▸ **Your objective**
Each line of the data below containing "Demo" needs to be listed.

▸ **Input records**
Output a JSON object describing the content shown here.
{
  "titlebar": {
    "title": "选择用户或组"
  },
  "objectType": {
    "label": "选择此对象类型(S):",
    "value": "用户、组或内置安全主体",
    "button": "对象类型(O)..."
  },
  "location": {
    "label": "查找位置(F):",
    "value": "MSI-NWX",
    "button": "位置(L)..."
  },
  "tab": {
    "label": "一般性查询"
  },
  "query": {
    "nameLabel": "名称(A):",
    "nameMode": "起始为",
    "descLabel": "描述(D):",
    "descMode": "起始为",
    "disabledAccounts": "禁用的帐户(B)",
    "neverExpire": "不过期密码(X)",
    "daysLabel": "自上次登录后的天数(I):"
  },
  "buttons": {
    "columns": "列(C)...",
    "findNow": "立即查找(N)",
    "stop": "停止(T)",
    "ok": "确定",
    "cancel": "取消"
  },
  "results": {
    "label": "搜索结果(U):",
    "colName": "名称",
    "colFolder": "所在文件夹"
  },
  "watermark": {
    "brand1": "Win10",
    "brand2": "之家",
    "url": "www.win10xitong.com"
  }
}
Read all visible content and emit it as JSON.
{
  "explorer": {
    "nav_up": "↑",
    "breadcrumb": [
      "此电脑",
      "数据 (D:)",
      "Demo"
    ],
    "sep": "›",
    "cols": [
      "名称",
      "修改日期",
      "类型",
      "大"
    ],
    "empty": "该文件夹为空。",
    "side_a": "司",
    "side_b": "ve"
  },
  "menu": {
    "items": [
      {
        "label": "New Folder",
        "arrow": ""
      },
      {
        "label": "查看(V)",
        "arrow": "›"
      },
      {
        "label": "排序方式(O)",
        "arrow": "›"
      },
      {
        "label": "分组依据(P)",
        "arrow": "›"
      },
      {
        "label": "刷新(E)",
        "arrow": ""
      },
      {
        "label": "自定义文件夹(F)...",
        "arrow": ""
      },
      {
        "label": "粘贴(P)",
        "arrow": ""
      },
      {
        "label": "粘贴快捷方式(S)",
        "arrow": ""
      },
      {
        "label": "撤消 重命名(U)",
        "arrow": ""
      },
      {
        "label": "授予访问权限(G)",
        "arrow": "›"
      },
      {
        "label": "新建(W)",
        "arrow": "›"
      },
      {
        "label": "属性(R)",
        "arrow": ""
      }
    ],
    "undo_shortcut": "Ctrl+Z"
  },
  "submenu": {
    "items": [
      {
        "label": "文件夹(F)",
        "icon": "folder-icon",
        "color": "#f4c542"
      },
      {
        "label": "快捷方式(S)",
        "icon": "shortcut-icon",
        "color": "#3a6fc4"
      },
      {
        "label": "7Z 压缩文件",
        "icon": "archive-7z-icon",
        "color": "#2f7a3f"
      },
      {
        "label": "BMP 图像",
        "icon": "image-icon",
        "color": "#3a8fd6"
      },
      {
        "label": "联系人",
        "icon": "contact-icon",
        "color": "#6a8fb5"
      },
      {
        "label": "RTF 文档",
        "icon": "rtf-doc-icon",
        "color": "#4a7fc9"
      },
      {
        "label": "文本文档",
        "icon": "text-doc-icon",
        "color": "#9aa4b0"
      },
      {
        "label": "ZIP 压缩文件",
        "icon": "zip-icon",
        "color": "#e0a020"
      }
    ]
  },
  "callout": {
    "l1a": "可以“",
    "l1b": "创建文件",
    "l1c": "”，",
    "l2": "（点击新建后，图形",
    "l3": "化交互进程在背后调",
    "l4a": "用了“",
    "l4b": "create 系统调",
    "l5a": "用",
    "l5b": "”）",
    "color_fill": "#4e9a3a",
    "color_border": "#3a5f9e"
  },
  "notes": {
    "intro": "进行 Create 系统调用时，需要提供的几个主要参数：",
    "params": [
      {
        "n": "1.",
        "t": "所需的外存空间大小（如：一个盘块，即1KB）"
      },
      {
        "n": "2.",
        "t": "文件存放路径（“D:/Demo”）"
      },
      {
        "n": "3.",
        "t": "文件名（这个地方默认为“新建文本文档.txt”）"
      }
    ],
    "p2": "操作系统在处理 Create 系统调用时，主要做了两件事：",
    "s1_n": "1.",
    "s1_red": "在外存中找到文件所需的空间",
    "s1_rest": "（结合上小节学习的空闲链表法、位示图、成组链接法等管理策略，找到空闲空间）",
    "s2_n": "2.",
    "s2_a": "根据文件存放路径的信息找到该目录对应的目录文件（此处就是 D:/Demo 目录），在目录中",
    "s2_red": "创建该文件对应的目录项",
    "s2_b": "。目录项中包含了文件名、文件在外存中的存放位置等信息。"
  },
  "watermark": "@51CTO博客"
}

▸ **Answer to the problem**
      "Demo"
        "t": "文件存放路径（“D:/Demo”）"
    "s2_a": "根据文件存放路径的信息找到该目录对应的目录文件（此处就是 D:/Demo 目录），在目录中",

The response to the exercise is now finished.